Like many début authors, I didn’t really think too hard about the genre of my first book until I’d finished writing it. And looking back, with large parts of the story seemingly writing themselves, I’m not sure I could have moulded it to fit a predefined literary pigeon-hole even if I’d wanted to.
So it was only when I started the laborious and disheartening process of seeking representation that I began to realise the importance, at least to the traditional publishing world, of fitting neatly within a recognised genre. Of course, you only need to consider browsing the aisles of a traditional bricks-and-mortar book store to understand why this is – they need to know in which aisle and on which shelf to put your book.
Publishing genre fiction also removes some of the risk since publishers already understand how the overall market is subdivided into groups loyal to each of the categories such as crime, murder-mystery, science-fiction, fantasy etc. and roughly how many they can sell into each. Consequently, agents and publishers tend to shy away from novels which fall between genres. Of course, there are the so-called cross-over novels, but the very small number of these which actually get published rarely come from new authors.
This is when I realised that my novel, CONNECTED, didn’t fit so neatly into any existing recognised genre. In fact, I’d had some early warnings of this when, in the very early days, having accidentally let slip to friends that I’d just written a book, I struggled to answer the simple yet inevitable next question, “What’s it about?”
“Well, on one level, it’s a mystery thriller with a little romance, some action and some crime,” I would stammer awkwardly. “But on another level, since there is quite a bit of science, some of which is extrapolated beyond our current knowledge and understanding, it could also be classified as science-fiction.”
At this point their eyes might start to glaze over as they start imagining aliens, spaceships and laser guns everywhere, which really couldn’t be further from what my book is about. In turn, I would feel intensely frustrated at my inability to articulate such a seemingly simple concept as the essence of a book. Having now thought about this a lot more, I tend to describe my book as speculative fiction or speculative science fiction, but these are not widely recognised genres – yet 🙂
However, when I finally made the decision to self-publish on Amazon Kindle, I soon realised that what had been a hindrance in my attempts to publish in the traditional paper-based world, could actually be an advantage in this new digital world. For in the virtual aisles of Amazon’s Kindle store, the same book may appear in multiple aisles and on multiple shelves at no extra cost to the retailer. This meant that CONNECTED could be found as easily by readers searching under Thrillers as it could by those searching under Science Fiction. Other sub-categories such as Science Fiction > Mystery & Crime only further increased its addressable market.
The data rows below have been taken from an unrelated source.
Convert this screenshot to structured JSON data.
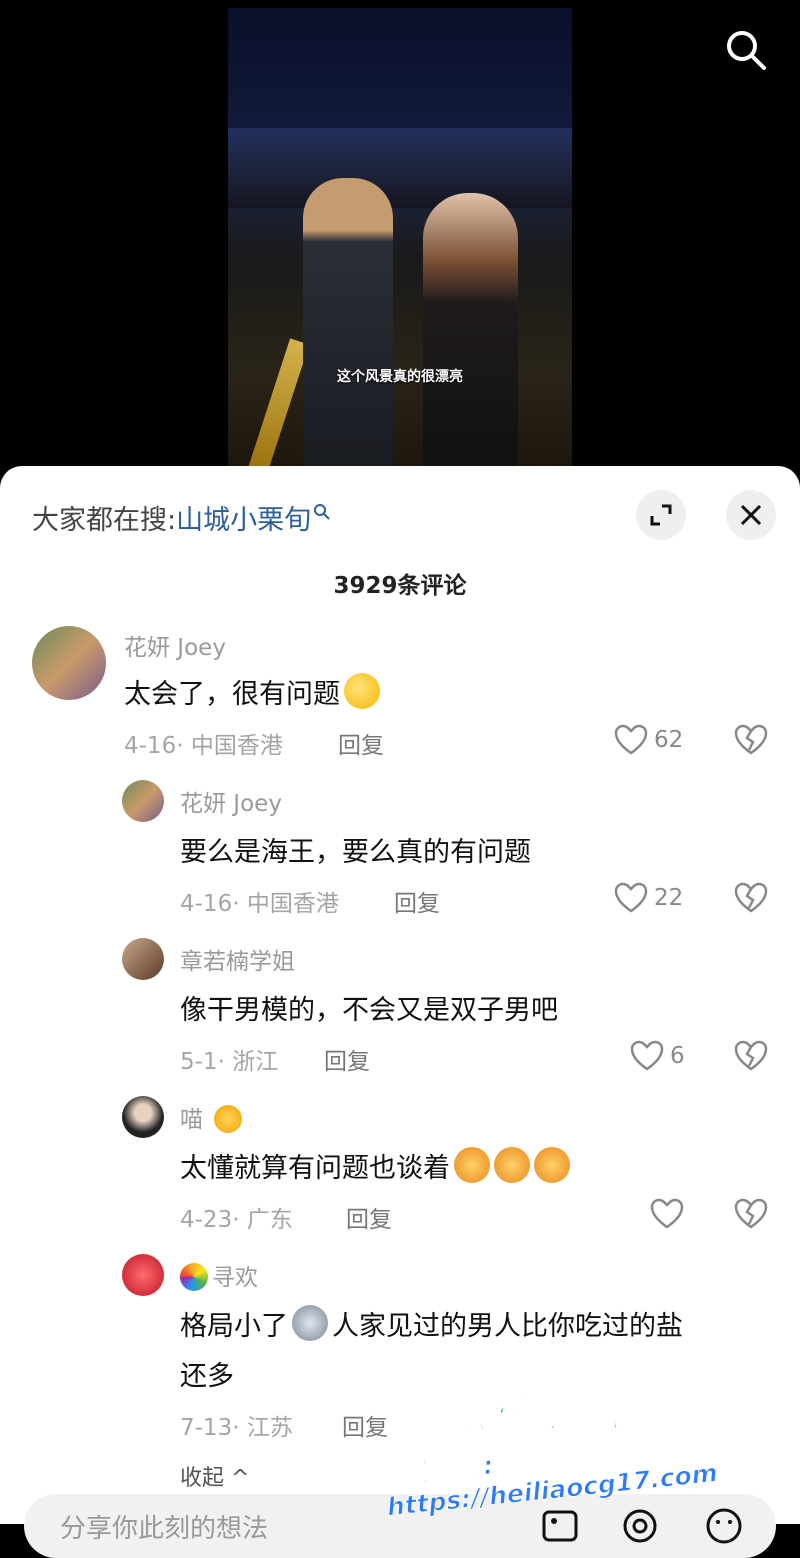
{
  "video": {
    "subtitle": "这个风景真的很漂亮"
  },
  "sheet": {
    "hot_prefix": "大家都在搜:",
    "hot_keyword": "山城小栗旬",
    "comment_count": "3929条评论",
    "collapse_label": "收起 ^",
    "input_placeholder": "分享你此刻的想法"
  },
  "comments": [
    {
      "name": "花妍 Joey",
      "text": "太会了，很有问题",
      "meta": "4-16· 中国香港",
      "reply": "回复",
      "likes": "62"
    },
    {
      "name": "花妍 Joey",
      "text": "要么是海王，要么真的有问题",
      "meta": "4-16· 中国香港",
      "reply": "回复",
      "likes": "22"
    },
    {
      "name": "章若楠学姐",
      "text": "像干男模的，不会又是双子男吧",
      "meta": "5-1· 浙江",
      "reply": "回复",
      "likes": "6"
    },
    {
      "name": "喵",
      "text": "太懂就算有问题也谈着",
      "meta": "4-23· 广东",
      "reply": "回复",
      "likes": ""
    },
    {
      "name": "寻欢",
      "text_line1": "格局小了",
      "text_line1b": "人家见过的男人比你吃过的盐",
      "text_line2": "还多",
      "meta": "7-13· 江苏",
      "reply": "回复",
      "likes": ""
    }
  ],
  "watermark": {
    "line1": "黑料吃瓜网",
    "line2": "看完整版: https://heiliaocg17.com"
  },
  "colors": {
    "keyword": "#2e5f9a",
    "sheet_bg": "#ffffff",
    "watermark": "#2c7bff"
  }
}
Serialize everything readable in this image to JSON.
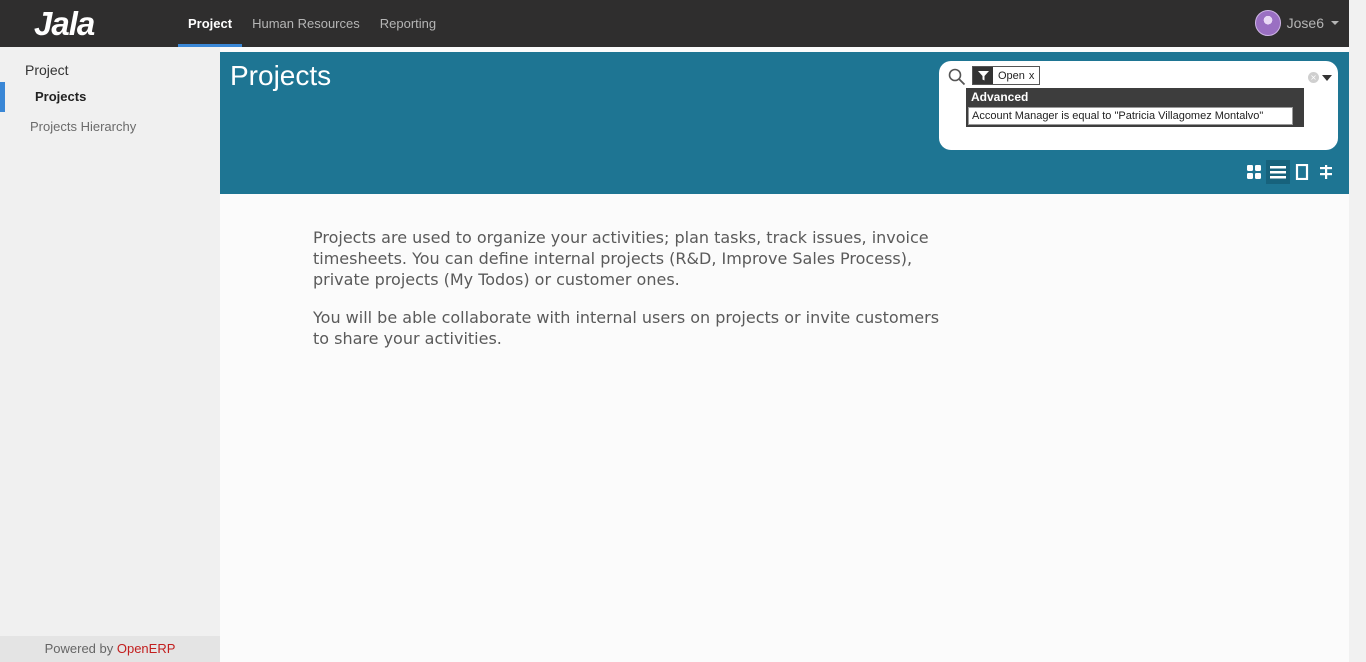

In hindsight, I now believe this widening of the addressable market contributed greatly to my book’s early meteoric rise in the Amazon UK Bestseller ranks.
Of course, even as positive reviews continued to accumulate (currently 29 on Amazon UK with an average rating of 4.6 out of 5), Amazon’s recommendation algorithms eventually diverted their attention to all the other new books flooding in, and my Bestseller ranks began to slide.
However, this experience has led me to the conclusion that while falling between genres may be a problem if you want to sell your book via high street bookshops, it may not be such a bad thing for self-publishing eBook authors.
Latest posts by Simon (see all)
- In search of the perfect book promo website? - July 15, 2014
- Aliens – Friends or Foe? - August 17, 2013
- Why did you do that? - August 8, 2013
E-publishing is definitely changing the genre landscape, it will have profound effects on the future of book marketing.
With social media, word of mouth marketing had shown on a much grander scale that the power of recommendation beats traditional marketing efforts (like ads), and just like you’ve experienced, virtual aisles can double a book’s presence if it’s cross-genre and thus increase its visibility.
For indie authors who are invested in their online presence and frequently interact on social media, these two aspects come together to create good traction for their work. But they can also plummet that book into oblivion, if it’s improperly categorized, or if it’s just not up to par with reader expectations. Where traditional marketing might have still gotten some new eyes to a book through ads, mentions in newspapers or on TV shows, etc., today’s online rating and review systems can also be a book’s downfall (though I dare say, if that happens, it’s usually justified).
I believe ultimately everything hinges on the quality of the book. After we set them loose on the audience, it will either generate a self-sustaining buzz and gain momentum, or dissolve into the long part of the Long Tail. 🙂
Thanks for a thought provoking post, Simon. It’s an interesting evolution to watch, and exciting times to live in as writers.
Comments are closed, but trackbacks and pingbacks are open.